Mammad Aidani is a human rights advocate, acclaimed poet, playwright, theatre director, and distinguished psychosocial researcher investigating the violence, torture and trauma experienced by Iranians and Middle Eastern immigrants, refugees and asylum seekers who have resettled in the Australia and the West.
Mammad is interested in philosophy, particularly contemporary hermeneutics, phenomenology, and existential psychology through which he investigates the trauma and suffering experienced by those who are from Iranian and Middle Eastern backgrounds and are victims of oppression, torture and war.
Mammad’s work engages with refugee and asylum seeker experiences, and the impacts of sociocultural isolation and alienation in the pre-arrival (home country) and post-arrival (new country). Mammad has taught creative writing and theatre in Australia and abroad.
Mammad fled Iran soon after the 1979 February Revolution in which he participated when Khomeini imposed his fundamentalist Islamic ideology and denounced, undermined and began to arrest, imprison, and execute his regime’s critics and opponents.
After the popular uprising against the undemocratic and dictatorial regime of the last Shah of Iran, Mammad’s dream was the establishment of an open Iran with democratic government and free elections, something that has been denied Iranians since the establishment of the current regime.

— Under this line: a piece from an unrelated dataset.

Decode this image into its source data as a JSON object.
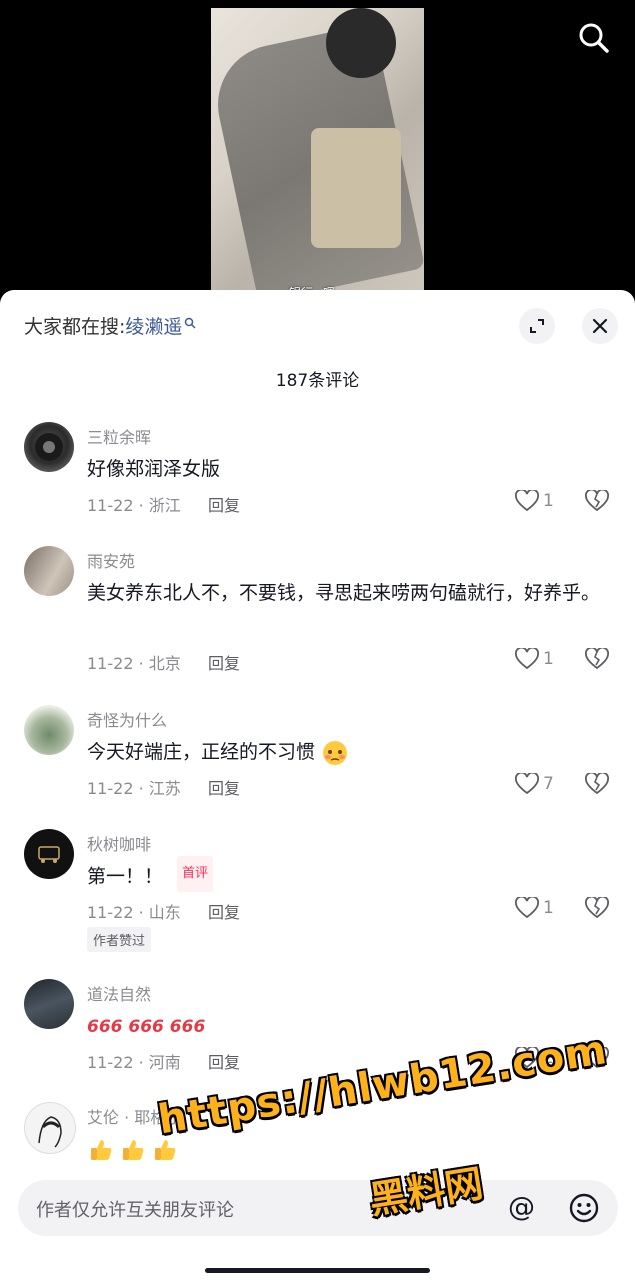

Mammad lost his birth place, Khorramshahr, during the war between Iran and Iraq (1980-1988), and has not been able to return to his country of birth since his departure in mid-1979. He has been living in exile since then.